• What you will do: The reply should hold every entry exactly as written and none of the pictures.

Start of Information provided

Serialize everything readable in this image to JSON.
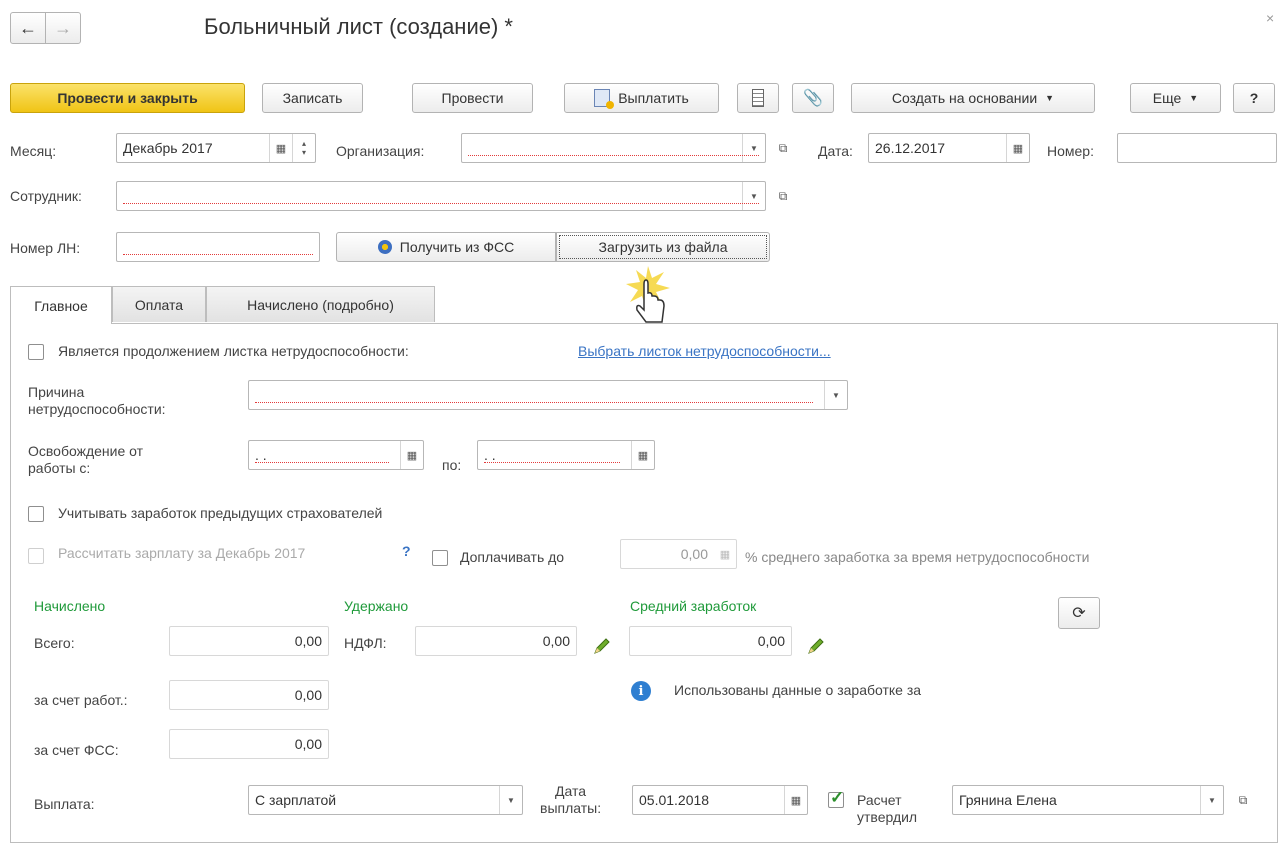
{
  "window": {
    "title": "Больничный лист (создание) *",
    "back_icon": "arrow-left-icon",
    "forward_icon": "arrow-right-icon"
  },
  "toolbar": {
    "post_and_close": "Провести и закрыть",
    "save": "Записать",
    "post": "Провести",
    "pay": "Выплатить",
    "create_based": "Создать на основании",
    "more": "Еще",
    "help": "?"
  },
  "header": {
    "month_label": "Месяц:",
    "month_value": "Декабрь 2017",
    "organization_label": "Организация:",
    "organization_value": "",
    "date_label": "Дата:",
    "date_value": "26.12.2017",
    "number_label": "Номер:",
    "number_value": "",
    "employee_label": "Сотрудник:",
    "employee_value": "",
    "ln_number_label": "Номер ЛН:",
    "ln_number_value": "",
    "get_from_fss": "Получить из ФСС",
    "load_from_file": "Загрузить из файла"
  },
  "tabs": [
    {
      "label": "Главное"
    },
    {
      "label": "Оплата"
    },
    {
      "label": "Начислено (подробно)"
    }
  ],
  "main": {
    "continuation_label": "Является продолжением листка нетрудоспособности:",
    "choose_sheet_link": "Выбрать листок нетрудоспособности...",
    "reason_label_1": "Причина",
    "reason_label_2": "нетрудоспособности:",
    "reason_value": "",
    "release_label_1": "Освобождение от",
    "release_label_2": "работы с:",
    "release_from_value": " .  .",
    "to_label": "по:",
    "release_to_value": " .  .",
    "consider_prev_label": "Учитывать заработок предыдущих страхователей",
    "calc_salary_label": "Рассчитать зарплату за Декабрь 2017",
    "calc_help": "?",
    "surcharge_label": "Доплачивать до",
    "surcharge_value": "0,00",
    "avg_earnings_text": "% среднего заработка за время нетрудоспособности"
  },
  "totals": {
    "accrued_header": "Начислено",
    "withheld_header": "Удержано",
    "avg_header": "Средний заработок",
    "total_label": "Всего:",
    "total_value": "0,00",
    "ndfl_label": "НДФЛ:",
    "ndfl_value": "0,00",
    "avg_value": "0,00",
    "employer_label": "за счет работ.:",
    "employer_value": "0,00",
    "fss_label": "за счет ФСС:",
    "fss_value": "0,00",
    "info_text": "Использованы данные о заработке за"
  },
  "payment": {
    "payment_label": "Выплата:",
    "payment_value": "С зарплатой",
    "pay_date_label_1": "Дата",
    "pay_date_label_2": "выплаты:",
    "pay_date_value": "05.01.2018",
    "approved_label_1": "Расчет",
    "approved_label_2": "утвердил",
    "approver_value": "Грянина Елена"
  },
  "colors": {
    "primary_button": "#f0c415",
    "section_header": "#1f9a3a",
    "link": "#3a74c4",
    "required_underline": "#e23b3b"
  }
}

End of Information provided

• Your response:
Serialize everything readable in this image to JSON.
{
  "window": {
    "title": "Больничный лист (создание) *",
    "back_icon": "arrow-left-icon",
    "forward_icon": "arrow-right-icon"
  },
  "toolbar": {
    "post_and_close": "Провести и закрыть",
    "save": "Записать",
    "post": "Провести",
    "pay": "Выплатить",
    "create_based": "Создать на основании",
    "more": "Еще",
    "help": "?"
  },
  "header": {
    "month_label": "Месяц:",
    "month_value": "Декабрь 2017",
    "organization_label": "Организация:",
    "organization_value": "",
    "date_label": "Дата:",
    "date_value": "26.12.2017",
    "number_label": "Номер:",
    "number_value": "",
    "employee_label": "Сотрудник:",
    "employee_value": "",
    "ln_number_label": "Номер ЛН:",
    "ln_number_value": "",
    "get_from_fss": "Получить из ФСС",
    "load_from_file": "Загрузить из файла"
  },
  "tabs": [
    {
      "label": "Главное"
    },
    {
      "label": "Оплата"
    },
    {
      "label": "Начислено (подробно)"
    }
  ],
  "main": {
    "continuation_label": "Является продолжением листка нетрудоспособности:",
    "choose_sheet_link": "Выбрать листок нетрудоспособности...",
    "reason_label_1": "Причина",
    "reason_label_2": "нетрудоспособности:",
    "reason_value": "",
    "release_label_1": "Освобождение от",
    "release_label_2": "работы с:",
    "release_from_value": " .  .",
    "to_label": "по:",
    "release_to_value": " .  .",
    "consider_prev_label": "Учитывать заработок предыдущих страхователей",
    "calc_salary_label": "Рассчитать зарплату за Декабрь 2017",
    "calc_help": "?",
    "surcharge_label": "Доплачивать до",
    "surcharge_value": "0,00",
    "avg_earnings_text": "% среднего заработка за время нетрудоспособности"
  },
  "totals": {
    "accrued_header": "Начислено",
    "withheld_header": "Удержано",
    "avg_header": "Средний заработок",
    "total_label": "Всего:",
    "total_value": "0,00",
    "ndfl_label": "НДФЛ:",
    "ndfl_value": "0,00",
    "avg_value": "0,00",
    "employer_label": "за счет работ.:",
    "employer_value": "0,00",
    "fss_label": "за счет ФСС:",
    "fss_value": "0,00",
    "info_text": "Использованы данные о заработке за"
  },
  "payment": {
    "payment_label": "Выплата:",
    "payment_value": "С зарплатой",
    "pay_date_label_1": "Дата",
    "pay_date_label_2": "выплаты:",
    "pay_date_value": "05.01.2018",
    "approved_label_1": "Расчет",
    "approved_label_2": "утвердил",
    "approver_value": "Грянина Елена"
  },
  "colors": {
    "primary_button": "#f0c415",
    "section_header": "#1f9a3a",
    "link": "#3a74c4",
    "required_underline": "#e23b3b"
  }
}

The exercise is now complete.